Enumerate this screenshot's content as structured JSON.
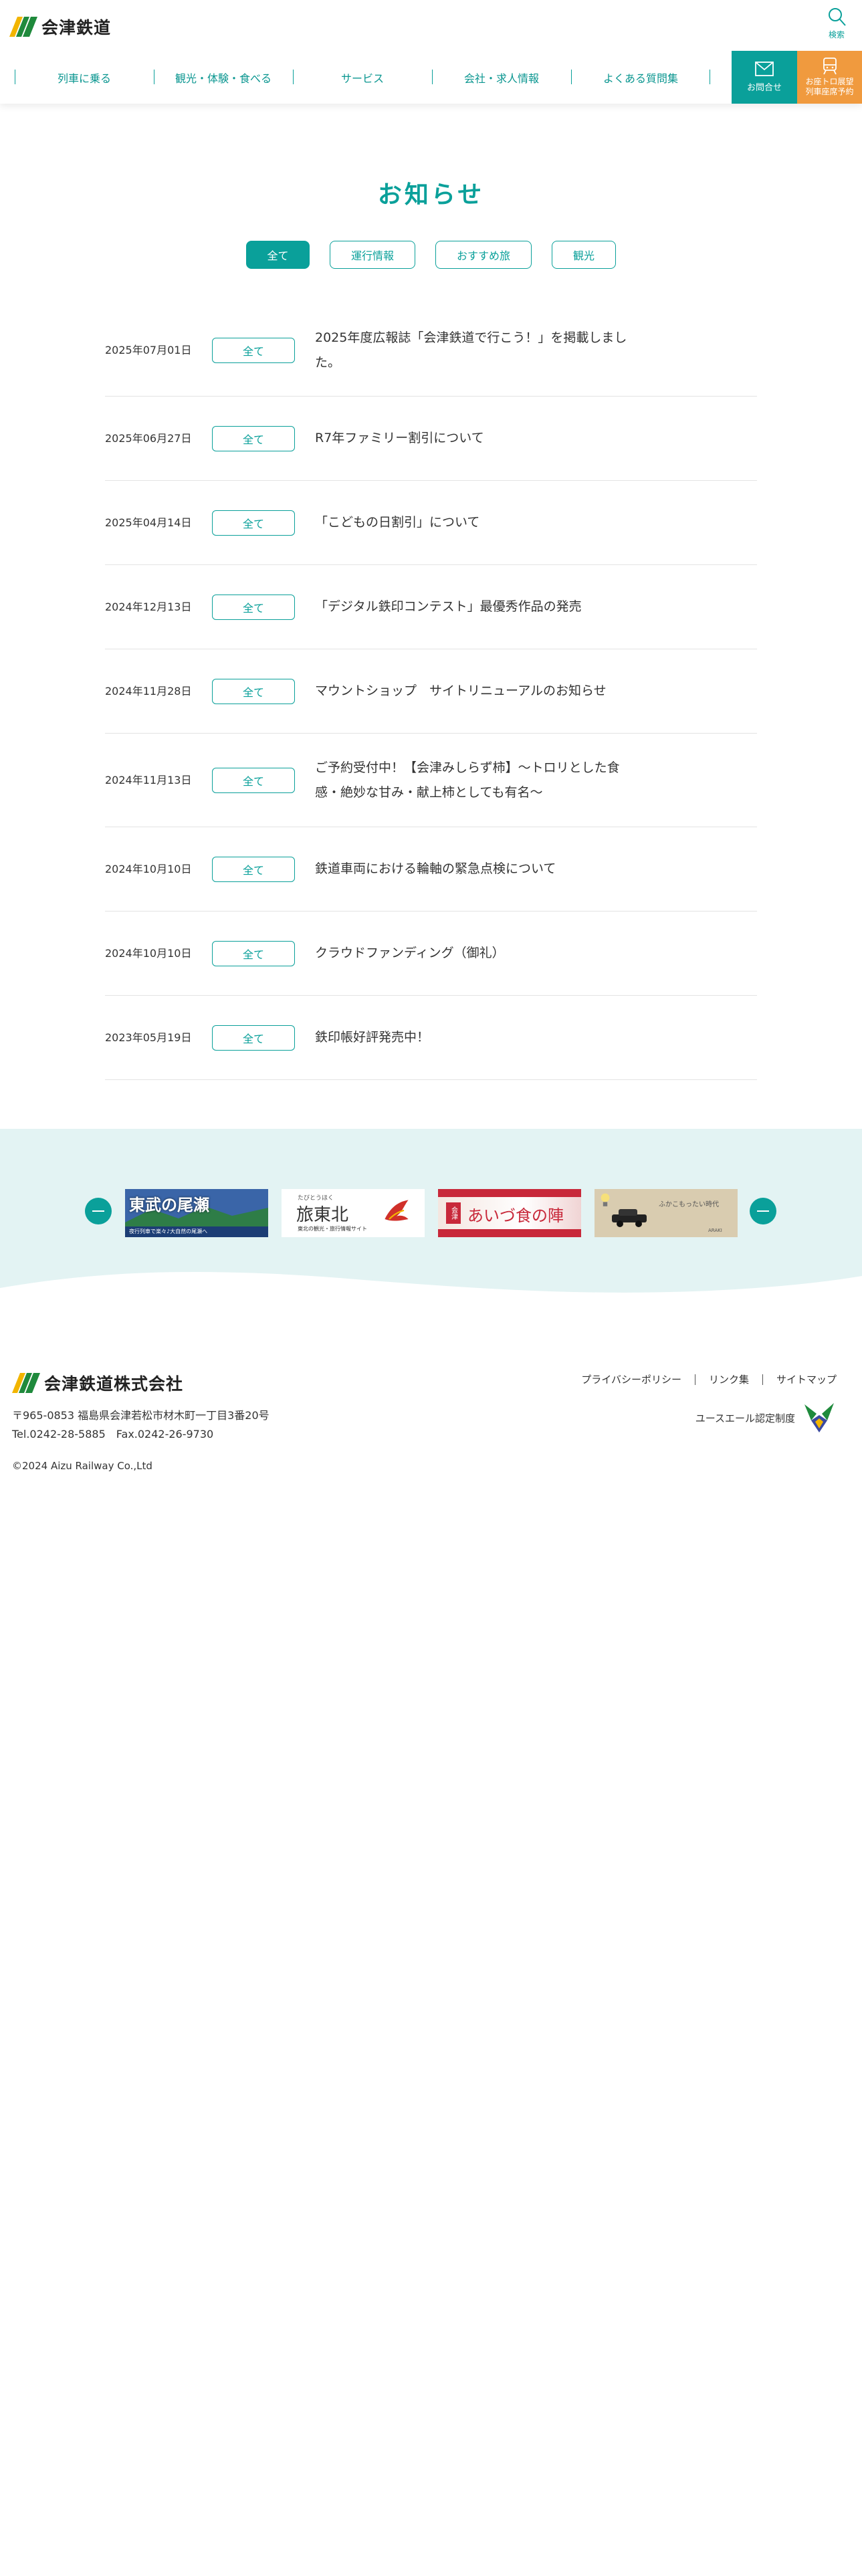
{
  "header": {
    "logo_text": "会津鉄道",
    "search_label": "検索",
    "nav": [
      {
        "label": "列車に乗る"
      },
      {
        "label": "観光・体験・食べる"
      },
      {
        "label": "サービス"
      },
      {
        "label": "会社・求人情報"
      },
      {
        "label": "よくある質問集"
      }
    ],
    "contact_label": "お問合せ",
    "reserve_line1": "お座トロ展望",
    "reserve_line2": "列車座席予約"
  },
  "main": {
    "title": "お知らせ",
    "filters": [
      {
        "label": "全て",
        "active": true
      },
      {
        "label": "運行情報",
        "active": false
      },
      {
        "label": "おすすめ旅",
        "active": false
      },
      {
        "label": "観光",
        "active": false
      }
    ],
    "news": [
      {
        "date": "2025年07月01日",
        "tag": "全て",
        "title": "2025年度広報誌「会津鉄道で行こう！」を掲載しました。"
      },
      {
        "date": "2025年06月27日",
        "tag": "全て",
        "title": "R7年ファミリー割引について"
      },
      {
        "date": "2025年04月14日",
        "tag": "全て",
        "title": "「こどもの日割引」について"
      },
      {
        "date": "2024年12月13日",
        "tag": "全て",
        "title": "「デジタル鉄印コンテスト」最優秀作品の発売"
      },
      {
        "date": "2024年11月28日",
        "tag": "全て",
        "title": "マウントショップ　サイトリニューアルのお知らせ"
      },
      {
        "date": "2024年11月13日",
        "tag": "全て",
        "title": "ご予約受付中！【会津みしらず柿】～トロリとした食感・絶妙な甘み・献上柿としても有名～"
      },
      {
        "date": "2024年10月10日",
        "tag": "全て",
        "title": "鉄道車両における輪軸の緊急点検について"
      },
      {
        "date": "2024年10月10日",
        "tag": "全て",
        "title": "クラウドファンディング（御礼）"
      },
      {
        "date": "2023年05月19日",
        "tag": "全て",
        "title": "鉄印帳好評発売中！"
      }
    ]
  },
  "banners": [
    {
      "title": "東武の尾瀬",
      "caption": "夜行列車で楽々♪大自然の尾瀬へ",
      "colors": {
        "bg": "#2f4f8f",
        "accent": "#ffffff"
      }
    },
    {
      "title": "旅東北",
      "small": "たびとうほく",
      "caption": "東北の観光・旅行情報サイト",
      "colors": {
        "bg": "#ffffff",
        "accent": "#d0302a"
      }
    },
    {
      "title": "あいづ食の陣",
      "badge": "会津",
      "colors": {
        "bg": "#c8283a",
        "accent": "#ffffff"
      }
    },
    {
      "title": "ふかこもったい時代",
      "caption": "ARAKI",
      "colors": {
        "bg": "#d9ccb0",
        "accent": "#555555"
      }
    }
  ],
  "footer": {
    "company_name": "会津鉄道株式会社",
    "address": "〒965-0853 福島県会津若松市材木町一丁目3番20号",
    "tel": "Tel.0242-28-5885　Fax.0242-26-9730",
    "copyright": "©2024 Aizu Railway Co.,Ltd",
    "links": [
      {
        "label": "プライバシーポリシー"
      },
      {
        "label": "リンク集"
      },
      {
        "label": "サイトマップ"
      }
    ],
    "yell_label": "ユースエール認定制度"
  },
  "colors": {
    "primary": "#0aa09a",
    "accent_orange": "#f09a3e",
    "banner_bg": "#e3f3f3"
  }
}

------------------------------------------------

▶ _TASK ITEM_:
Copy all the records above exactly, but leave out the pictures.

▶ _WRITTEN SOLUTION_:
Enumerate this screenshot's content as structured JSON.
{
  "header": {
    "logo_text": "会津鉄道",
    "search_label": "検索",
    "nav": [
      {
        "label": "列車に乗る"
      },
      {
        "label": "観光・体験・食べる"
      },
      {
        "label": "サービス"
      },
      {
        "label": "会社・求人情報"
      },
      {
        "label": "よくある質問集"
      }
    ],
    "contact_label": "お問合せ",
    "reserve_line1": "お座トロ展望",
    "reserve_line2": "列車座席予約"
  },
  "main": {
    "title": "お知らせ",
    "filters": [
      {
        "label": "全て",
        "active": true
      },
      {
        "label": "運行情報",
        "active": false
      },
      {
        "label": "おすすめ旅",
        "active": false
      },
      {
        "label": "観光",
        "active": false
      }
    ],
    "news": [
      {
        "date": "2025年07月01日",
        "tag": "全て",
        "title": "2025年度広報誌「会津鉄道で行こう！」を掲載しました。"
      },
      {
        "date": "2025年06月27日",
        "tag": "全て",
        "title": "R7年ファミリー割引について"
      },
      {
        "date": "2025年04月14日",
        "tag": "全て",
        "title": "「こどもの日割引」について"
      },
      {
        "date": "2024年12月13日",
        "tag": "全て",
        "title": "「デジタル鉄印コンテスト」最優秀作品の発売"
      },
      {
        "date": "2024年11月28日",
        "tag": "全て",
        "title": "マウントショップ　サイトリニューアルのお知らせ"
      },
      {
        "date": "2024年11月13日",
        "tag": "全て",
        "title": "ご予約受付中！【会津みしらず柿】～トロリとした食感・絶妙な甘み・献上柿としても有名～"
      },
      {
        "date": "2024年10月10日",
        "tag": "全て",
        "title": "鉄道車両における輪軸の緊急点検について"
      },
      {
        "date": "2024年10月10日",
        "tag": "全て",
        "title": "クラウドファンディング（御礼）"
      },
      {
        "date": "2023年05月19日",
        "tag": "全て",
        "title": "鉄印帳好評発売中！"
      }
    ]
  },
  "banners": [
    {
      "title": "東武の尾瀬",
      "caption": "夜行列車で楽々♪大自然の尾瀬へ",
      "colors": {
        "bg": "#2f4f8f",
        "accent": "#ffffff"
      }
    },
    {
      "title": "旅東北",
      "small": "たびとうほく",
      "caption": "東北の観光・旅行情報サイト",
      "colors": {
        "bg": "#ffffff",
        "accent": "#d0302a"
      }
    },
    {
      "title": "あいづ食の陣",
      "badge": "会津",
      "colors": {
        "bg": "#c8283a",
        "accent": "#ffffff"
      }
    },
    {
      "title": "ふかこもったい時代",
      "caption": "ARAKI",
      "colors": {
        "bg": "#d9ccb0",
        "accent": "#555555"
      }
    }
  ],
  "footer": {
    "company_name": "会津鉄道株式会社",
    "address": "〒965-0853 福島県会津若松市材木町一丁目3番20号",
    "tel": "Tel.0242-28-5885　Fax.0242-26-9730",
    "copyright": "©2024 Aizu Railway Co.,Ltd",
    "links": [
      {
        "label": "プライバシーポリシー"
      },
      {
        "label": "リンク集"
      },
      {
        "label": "サイトマップ"
      }
    ],
    "yell_label": "ユースエール認定制度"
  },
  "colors": {
    "primary": "#0aa09a",
    "accent_orange": "#f09a3e",
    "banner_bg": "#e3f3f3"
  }
}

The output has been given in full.